I’m particularly fond of the Yule Goat. My heathen-oriented grovemate Eir led a Norse sumbel in which we all honored Thor this year. It is said that Thor rides a chariot pulled by two goats. It seemed fitting to incorporate the Yule Goat into our celebration. I’ve had one for a few years now and he’s become my favorite Solstice decoration. He connects me to my Norse ancestors. We have other decorations including a tree, wildharvested evergreen boughs, a kissing ball I made, stockings, candles… The newest decoration, and what’s sure to become a family treasure, is a wooden sun my father gave me as a birthday/Solstice gift. I was very touched by it because it marks a growing acceptance of my faith. On the back of the sun is a picture of Jesus that my dad pasted to the wood. He told me that I could remove it if I was offended, but I decided to leave it as a reminder of my past, my family, and our ability to find common ground. It’s definitely a step in the right direction! It’s also a good reminder of how many religions honor the birth/rebirth of a solar deity this time of year.
A lot of what Weretoad and I do to mark the Solstice is similar to what many people do to mark Christmas. We exchange gifts, bake cookies, send cards, listen to seasonal music, and sometimes sing along! We actually took some time to sing Pagan carols at Muin Mound this year. Although some of the songs were reworded awkwardly, I had a lot of fun laughing along with my Druidic family.
Of course, many of our traditions involve magic and ritual of some sort. Besides paying honor to the sun and other Solstice-related Gods, we wassailed the trees at Muin Mound grove. Basically, we gave them libations and prayed for a fruitful spring and summer. At home, I’ve been giving offerings of charged water to the evergreen trees inside. I’ve also made an offering to my Norse ancestors and have been continually lighting incense for Brighid as I craft gifts for friends and family.
Like other people in December, I spend a lot of time in the kitchen which means there’s some kitchen magic! Bowls are stirred sunwise, tea is brewed to calm nerves, and meals are made with specific intentions.
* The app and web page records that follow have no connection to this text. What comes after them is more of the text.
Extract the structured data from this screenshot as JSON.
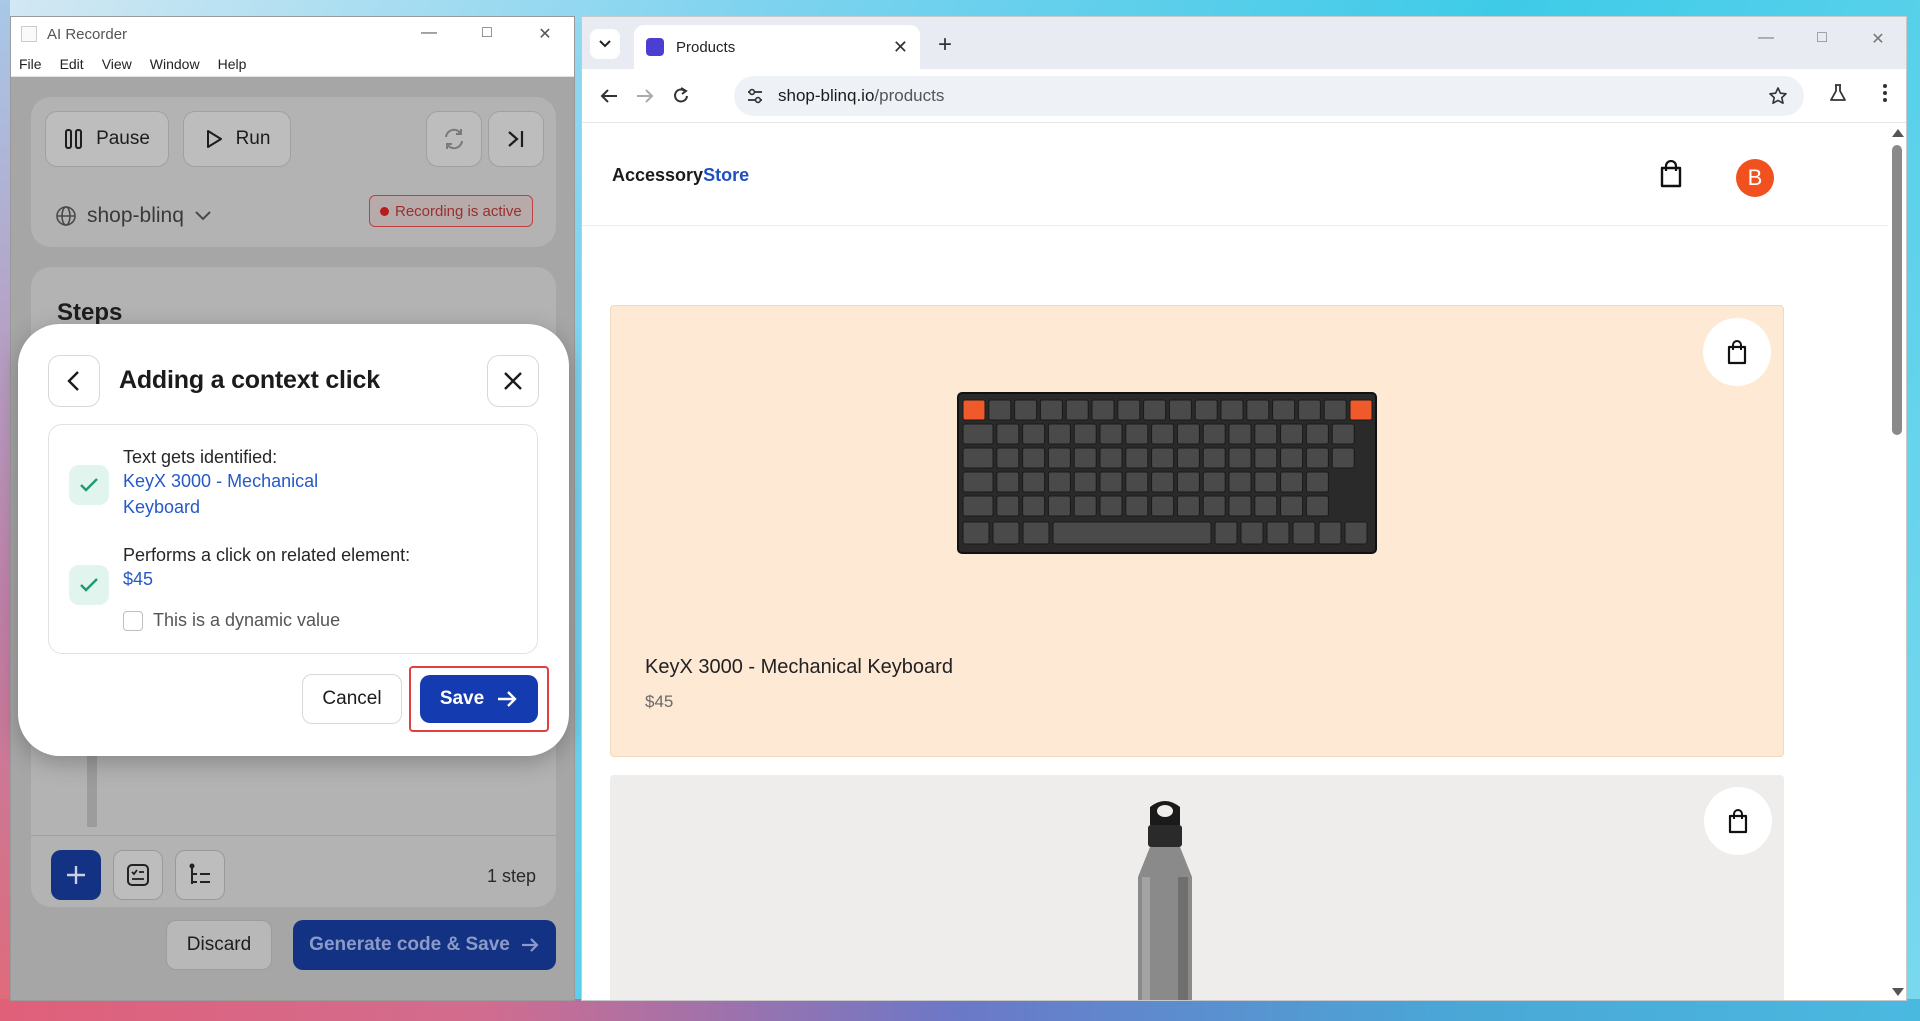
{
  "recorder": {
    "title": "AI Recorder",
    "menu": [
      "File",
      "Edit",
      "View",
      "Window",
      "Help"
    ],
    "pause_label": "Pause",
    "run_label": "Run",
    "project": "shop-blinq",
    "recording_status": "Recording is active",
    "steps_title": "Steps",
    "step_count": "1 step",
    "discard_label": "Discard",
    "generate_label": "Generate code & Save"
  },
  "modal": {
    "title": "Adding a context click",
    "text_label": "Text gets identified:",
    "text_value": "KeyX 3000 - Mechanical Keyboard",
    "click_label": "Performs a click on related element:",
    "click_value": "$45",
    "dynamic_label": "This is a dynamic value",
    "dynamic_checked": false,
    "cancel_label": "Cancel",
    "save_label": "Save"
  },
  "browser": {
    "tab_title": "Products",
    "url_host": "shop-blinq.io",
    "url_path": "/products"
  },
  "store": {
    "logo_primary": "Accessory",
    "logo_accent": "Store",
    "avatar_letter": "B",
    "products": [
      {
        "name": "KeyX 3000 - Mechanical Keyboard",
        "price": "$45"
      }
    ]
  },
  "colors": {
    "primary_blue": "#143bb0",
    "avatar_orange": "#f0511e",
    "card_peach": "#fde9d4",
    "highlight_red": "#e04040"
  }
}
I made cookies in the shape of suns, trees, snowflakes, and triskles. Well… I attempted triskles using my cookie press. They ended up looking a bit like penises, but that’s ok too!
For Pagans of many traditions, the Winter Solstice is a time of gathering with family and friends. Just as our ancestors did, we need the comfort of our tribe in the dark, cold winter. Unlike other traditions, I think many in the Neo-Pagan community place more emphasis on introspection in December. Many of us take quiet time to meditate on the sun, winter, the changing seasons, the new year…
So for my curious friends, my Winter Solstice traditions are probably very similar to your own holiday practices! Any differences are a result of my polytheistic, animist, magical religion.
I would love to hear more about how my readers celebrate their winter holidays! Blessed Solstice everyone!